Rep. Raúl M. Grijalva today called President Obama's newly announced climate change prevention plan "a good first step" and said he was encouraged by the president proactively addressing the issue. Grijalva, the top Democrat on the Subcommittee on Public Lands and Environmental Regulations and a leading environmental voice in Congress, saluted the president for taking the initiative and presenting a clear agenda to the nation.
In the speech, President Obama said the Keystone XL pipeline proposal should be blocked if it adds significant greenhouse gases to the atmosphere. Grijalva said he hopes that in making a final decision, the president carefully considers the Environmental Protection Agency's public comments on the project, released in April, suggesting that the State Department's controversial draft environmental impact statement had not fully accounted for the pipeline's likely atmospheric impacts.
"This decision will set a tone on environmental policy in Washington for years to come," Grijalva said. "The fate of this project will define much of the legacy of this administration and others to follow. I'm encouraged by the president's clear and genuine interest in preventing more damage to our atmosphere, and I hope that consideration is foremost in his mind when the final decision is made."
Grijalva has been a leading Congressional opponent of Keystone XL and sent a letter to President Obama on May 25, co-signed by 29 of his colleagues, urging the president to reject the pipeline.

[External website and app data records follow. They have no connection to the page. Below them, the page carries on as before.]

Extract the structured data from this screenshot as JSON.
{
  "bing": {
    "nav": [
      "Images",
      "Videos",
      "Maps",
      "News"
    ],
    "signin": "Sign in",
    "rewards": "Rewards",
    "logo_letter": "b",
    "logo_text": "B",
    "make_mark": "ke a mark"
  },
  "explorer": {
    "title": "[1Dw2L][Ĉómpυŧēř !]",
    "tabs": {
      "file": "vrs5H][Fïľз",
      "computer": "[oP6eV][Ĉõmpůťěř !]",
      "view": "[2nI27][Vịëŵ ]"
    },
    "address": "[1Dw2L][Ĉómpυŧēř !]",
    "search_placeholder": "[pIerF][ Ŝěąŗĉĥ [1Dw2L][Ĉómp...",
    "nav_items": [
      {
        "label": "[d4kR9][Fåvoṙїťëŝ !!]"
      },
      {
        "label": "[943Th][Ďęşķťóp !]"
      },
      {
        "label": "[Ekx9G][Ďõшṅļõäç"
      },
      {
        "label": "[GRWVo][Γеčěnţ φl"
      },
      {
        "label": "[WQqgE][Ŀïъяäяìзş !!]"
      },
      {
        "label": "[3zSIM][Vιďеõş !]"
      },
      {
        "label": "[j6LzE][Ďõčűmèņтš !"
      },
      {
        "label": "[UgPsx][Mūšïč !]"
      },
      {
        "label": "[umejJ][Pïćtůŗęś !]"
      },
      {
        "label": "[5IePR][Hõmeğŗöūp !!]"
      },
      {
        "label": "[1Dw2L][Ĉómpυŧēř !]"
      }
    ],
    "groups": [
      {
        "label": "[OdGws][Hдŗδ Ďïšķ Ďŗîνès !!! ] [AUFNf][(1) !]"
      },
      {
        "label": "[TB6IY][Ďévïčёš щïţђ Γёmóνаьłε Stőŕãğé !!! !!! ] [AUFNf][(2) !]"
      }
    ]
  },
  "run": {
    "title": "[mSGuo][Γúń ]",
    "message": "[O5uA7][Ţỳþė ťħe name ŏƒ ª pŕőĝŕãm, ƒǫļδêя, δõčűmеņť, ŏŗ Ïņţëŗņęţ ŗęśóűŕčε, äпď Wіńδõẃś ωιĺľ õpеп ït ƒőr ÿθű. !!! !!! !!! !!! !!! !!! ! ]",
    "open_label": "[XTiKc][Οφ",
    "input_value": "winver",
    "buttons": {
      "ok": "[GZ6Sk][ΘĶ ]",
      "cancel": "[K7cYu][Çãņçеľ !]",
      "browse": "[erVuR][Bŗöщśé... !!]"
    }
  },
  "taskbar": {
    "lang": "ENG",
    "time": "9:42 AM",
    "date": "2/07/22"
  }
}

That letter read in part, "Keystone XL will increase global demand for tar sands, which produce far more climate-heating emissions than conventional oil. There is a better way forward, and we call on you to continue leading the way."
"Today's speech is what leading the way really looks like," Grijalva said. "While I have reservations about certain aspects of his plan, I believe there is much the nation can agree on and put into practice in short order, and that's what we need right now. The time for false choices and outdated rhetoric is over. We really can clean up the world we live in and put more people on the job. It's time to start doing that."
Grijalva cited the end of public financing for new coal plants as just one example of a workable, uncontroversial goal laid out by the president today.
Grijalva has been a vocal leader on combating climate change both in Congress and in working with outside groups. He voted in favor of the 2009 American Clean Energy and Security Act passed by the House, which would have established a first-time cap-and-trade emissions reduction system. He promoted the expansion of the Department of the Interior's climate research program to include universities, especially those able to leverage access to national forests and public lands, and in 2010 successfully advocated for the creation of the Southwest Climate Center at the University of Arizona, which was announced following a round of competitive proposals.
Grijalva called for Congress to follow up on the president's action items, work more closely with the White House on the issue, and adopt a proactive stance going forward. Over the long term, Grijalva said, others should follow and expand on the themes of today's speech.
"Today opened a new phase of our national conversation about the balance between extractive industries and the public interest. We're not going to look the other way any longer when environmental risks present themselves. We're not going to kid ourselves about the consequences of our choices. We're going to start doing the hard work of building a new economy that works for everyone and doesn't profit from pollution, and we're going to do it together."